After arriving, we hung out chatting for a while. The plan was to eat at Hodak’s, a place that my father-in-law would take the family on special occasions. Oddly, I got the impression that my father-in-law ate at Hodak’s in his teens.
Hodak’s main claim to fame is their fried chicken, serving sizes and reasonable prices. We got a lot of fried chicken for not a lot of money. You can see from the picture below, the restaurant is popular and crowded. An ideal place for a Sunday afternoon lunch.
I chose the Drumstick Dinner. The four (!!!) drumsticks were pretty big. I was stuffed. By the time we had finished lunch, the lunch rush was over and the restaurant was nearly empty.
After lunch, folks took me to the St. Louis Airport Marriott where Linda had a free room (on Marriott reward points) waiting for me. Still too full to eat dinner, I bought ice cream in the hotel gift shop for desert. We stay at the Airport Marriott fairly often. This is one of my favorite hotels. They have the best customer service and the best staff.
In the morning, I took the hotel bus across the freeway to the airport to catch my plane. Even though it was Monday morning, the busiest flying day of the week, I was inside security and looking for breakfast by 7:30 AM.
After breakfast I had two hours to kill before my flight boarded. I hadn’t had much time to walk over the previous 48 hours so I decided to walk the terminal. I managed to log over 4 miles just walking the terminal end-to-end over and over and over.
The best travel days are the ones without drama. This was one of those days. I made it home to San Antonio on time where Linda picked me up from the airport.
While driving the car from San Antonio to St. Louis, I logged 11 hours Saturday and 4 hours Sunday for a total of about 900 miles. The car averaged 35 MPG with an average freeway speed of 70 to 75 MPH. While driving, I listened to music or podcasts the whole way.

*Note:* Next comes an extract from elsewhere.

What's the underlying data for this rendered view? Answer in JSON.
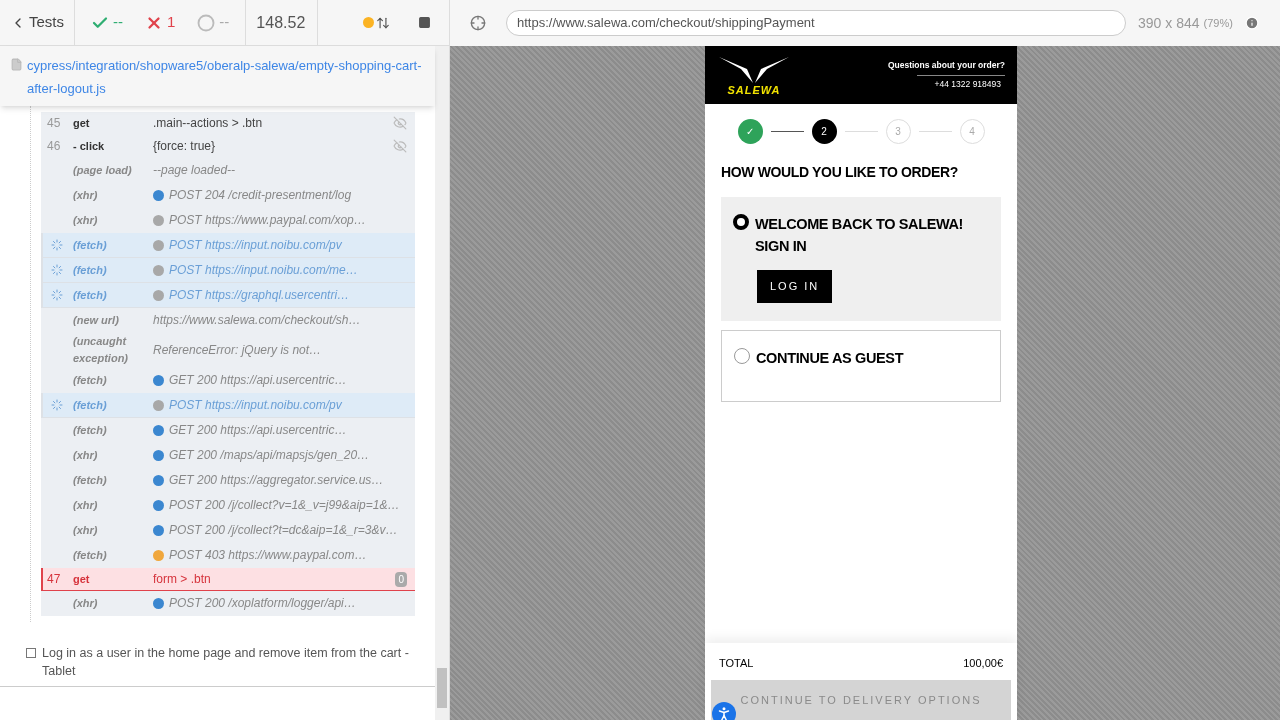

Sometimes, a road trip by myself is just the thing.
Hope to see you on the road ahead!